Since we are not injecting an HTML page, we have to inject JS and CSS explicitly.


When we save something, we have to send a message to the script. We cannot simply call a function from this script in background.js because they exist on different contexts. We have to send messages.

We will send a simple one-time request.

// background.js
//const saveMedia = (event) => {...
//"savedMedia", ({ savedMedia }) => {
//  ...
chrome.tabs.query({ active: true, currentWindow: true }, (tabs) => {
   chrome.tabs.sendMessage(tabs[0].id, media, () => {}) //tabId, data, callback
// });

We are using the Tabs API to send messages, however we won't add tabs permission to the manifest file. We will add activeTab since we are using only the active tab, hence { active: true, currentWindow: true }. The message gets queried with the sendMessage function.

And we add onMessage event handler in toast.js:

// toast.js
chrome.runtime.onMessage.addListener((request, sender, sendResponse) => {
   const { mediaType, url, date } = request
   if (!mediaType) return

   toastTitleEl.textContent = `${capitalizeFirstLetter(mediaType)} saved!`
   toastMessageEl.innerHTML = `<a href="${url}" target="_blank" referrer="no-referrer">${url}</a>`


   setTimeout(() => {
   }, 3000)


Rest of the toast component code is here.


We don't have any options for this sample, but if we wanted to do some customization. Like changing the colors of the buttons. We would make the HTML page to select colors, then save the colors to the storage. Later, initialize the colors by getting them from the storage.

// manifest.json
"options_page": "options/options.html"

The Getting started sample does exactly this.


Now we have a full working web extension. We can save anything, export them, and parse the JSON data for whatever we want.

We did this application with vanilla JavaScript. There wasn't any code bundling etc. We could add hot module reloading, Vue, SASS and more. That way we would have a better developer experience. We could even make this extension unified to be compatible with Firefox by using the right setup and libraries.

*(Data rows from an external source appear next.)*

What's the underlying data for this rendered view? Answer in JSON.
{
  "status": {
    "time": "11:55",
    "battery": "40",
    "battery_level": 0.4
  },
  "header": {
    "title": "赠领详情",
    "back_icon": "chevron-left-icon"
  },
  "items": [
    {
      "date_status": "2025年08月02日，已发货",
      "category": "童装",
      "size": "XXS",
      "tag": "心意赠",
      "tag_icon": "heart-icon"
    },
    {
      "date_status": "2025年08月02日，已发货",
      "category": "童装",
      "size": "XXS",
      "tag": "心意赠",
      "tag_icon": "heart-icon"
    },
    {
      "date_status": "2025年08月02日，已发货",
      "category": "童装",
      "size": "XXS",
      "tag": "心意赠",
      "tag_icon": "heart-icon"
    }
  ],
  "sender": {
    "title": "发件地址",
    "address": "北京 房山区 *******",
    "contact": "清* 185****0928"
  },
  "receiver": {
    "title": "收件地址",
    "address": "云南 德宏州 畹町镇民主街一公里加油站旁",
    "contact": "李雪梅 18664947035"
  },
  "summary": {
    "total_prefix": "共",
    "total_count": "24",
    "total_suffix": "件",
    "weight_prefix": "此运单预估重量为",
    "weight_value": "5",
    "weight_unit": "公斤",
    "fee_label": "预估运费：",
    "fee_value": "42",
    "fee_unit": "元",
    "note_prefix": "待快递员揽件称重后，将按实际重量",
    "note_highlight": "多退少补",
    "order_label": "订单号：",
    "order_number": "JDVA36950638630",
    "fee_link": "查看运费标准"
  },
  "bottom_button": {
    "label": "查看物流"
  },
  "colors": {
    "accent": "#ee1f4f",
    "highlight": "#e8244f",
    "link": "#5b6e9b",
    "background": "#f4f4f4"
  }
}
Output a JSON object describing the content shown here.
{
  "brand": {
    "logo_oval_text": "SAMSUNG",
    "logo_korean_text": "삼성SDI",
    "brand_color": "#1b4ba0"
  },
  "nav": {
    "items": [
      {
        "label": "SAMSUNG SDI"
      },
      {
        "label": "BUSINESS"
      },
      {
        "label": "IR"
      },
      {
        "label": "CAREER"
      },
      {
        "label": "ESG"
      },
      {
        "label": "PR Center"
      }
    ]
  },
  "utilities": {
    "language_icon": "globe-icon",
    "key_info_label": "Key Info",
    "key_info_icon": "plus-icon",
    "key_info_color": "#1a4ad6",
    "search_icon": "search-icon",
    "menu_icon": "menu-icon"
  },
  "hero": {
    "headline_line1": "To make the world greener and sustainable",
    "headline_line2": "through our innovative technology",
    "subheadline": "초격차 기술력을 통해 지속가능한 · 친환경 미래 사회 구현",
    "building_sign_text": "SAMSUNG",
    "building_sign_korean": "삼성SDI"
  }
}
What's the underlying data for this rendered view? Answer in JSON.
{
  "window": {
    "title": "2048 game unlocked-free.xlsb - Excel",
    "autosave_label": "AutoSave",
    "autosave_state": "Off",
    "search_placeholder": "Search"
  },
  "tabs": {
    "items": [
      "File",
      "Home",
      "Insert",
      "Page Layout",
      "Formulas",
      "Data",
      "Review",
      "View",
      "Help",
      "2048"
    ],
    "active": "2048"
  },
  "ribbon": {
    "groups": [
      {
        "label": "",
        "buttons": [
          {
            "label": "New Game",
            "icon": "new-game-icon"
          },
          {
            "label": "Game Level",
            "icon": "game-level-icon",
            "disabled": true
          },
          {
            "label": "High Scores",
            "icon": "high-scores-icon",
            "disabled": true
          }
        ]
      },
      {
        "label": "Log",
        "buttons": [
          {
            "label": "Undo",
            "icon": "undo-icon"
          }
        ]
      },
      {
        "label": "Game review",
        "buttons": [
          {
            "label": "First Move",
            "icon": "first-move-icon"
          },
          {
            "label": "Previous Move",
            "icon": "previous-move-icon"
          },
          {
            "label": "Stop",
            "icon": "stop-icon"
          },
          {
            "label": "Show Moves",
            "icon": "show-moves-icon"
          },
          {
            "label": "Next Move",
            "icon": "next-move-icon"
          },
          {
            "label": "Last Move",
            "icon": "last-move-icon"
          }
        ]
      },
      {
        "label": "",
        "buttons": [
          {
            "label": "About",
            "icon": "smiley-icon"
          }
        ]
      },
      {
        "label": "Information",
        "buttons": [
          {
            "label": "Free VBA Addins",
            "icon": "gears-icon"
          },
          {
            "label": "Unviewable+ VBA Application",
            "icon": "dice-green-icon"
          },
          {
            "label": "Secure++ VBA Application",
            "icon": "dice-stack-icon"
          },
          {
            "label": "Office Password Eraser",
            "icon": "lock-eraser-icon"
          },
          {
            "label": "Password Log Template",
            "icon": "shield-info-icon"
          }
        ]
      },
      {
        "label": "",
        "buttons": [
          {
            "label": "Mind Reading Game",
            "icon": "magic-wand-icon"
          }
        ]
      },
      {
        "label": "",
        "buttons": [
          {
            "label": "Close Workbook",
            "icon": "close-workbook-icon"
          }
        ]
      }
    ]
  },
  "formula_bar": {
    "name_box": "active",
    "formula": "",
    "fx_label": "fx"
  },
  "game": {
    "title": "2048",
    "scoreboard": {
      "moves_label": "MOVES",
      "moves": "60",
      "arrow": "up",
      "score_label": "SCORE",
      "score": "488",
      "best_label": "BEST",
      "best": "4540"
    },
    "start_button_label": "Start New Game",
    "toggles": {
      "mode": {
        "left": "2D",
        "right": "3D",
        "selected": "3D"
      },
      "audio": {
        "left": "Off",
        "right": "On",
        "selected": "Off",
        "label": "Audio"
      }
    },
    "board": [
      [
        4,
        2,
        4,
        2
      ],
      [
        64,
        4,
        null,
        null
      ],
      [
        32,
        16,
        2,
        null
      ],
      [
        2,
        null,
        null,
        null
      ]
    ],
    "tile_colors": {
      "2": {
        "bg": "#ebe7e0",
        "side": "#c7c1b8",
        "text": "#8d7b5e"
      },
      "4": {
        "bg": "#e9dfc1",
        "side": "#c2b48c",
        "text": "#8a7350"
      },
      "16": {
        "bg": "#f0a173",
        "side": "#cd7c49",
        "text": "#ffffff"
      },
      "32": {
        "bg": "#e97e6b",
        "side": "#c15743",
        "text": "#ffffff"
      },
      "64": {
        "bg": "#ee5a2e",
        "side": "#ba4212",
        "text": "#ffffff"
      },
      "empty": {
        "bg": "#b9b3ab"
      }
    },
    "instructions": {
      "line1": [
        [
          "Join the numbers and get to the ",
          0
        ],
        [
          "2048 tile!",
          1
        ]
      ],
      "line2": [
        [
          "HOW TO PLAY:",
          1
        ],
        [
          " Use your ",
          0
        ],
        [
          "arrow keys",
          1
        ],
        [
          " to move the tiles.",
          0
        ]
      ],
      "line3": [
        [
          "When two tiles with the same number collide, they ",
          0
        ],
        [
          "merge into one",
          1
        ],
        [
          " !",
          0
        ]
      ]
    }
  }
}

You currently know the fundamentals of developing a web extension. Now you can be creative and look up many other things that you can do. Hope you are happy with it!

"Making a Web Extension in Minutes", 13/04/2022, 13:44:00

#guide, #javascript, #web-development, #web-extension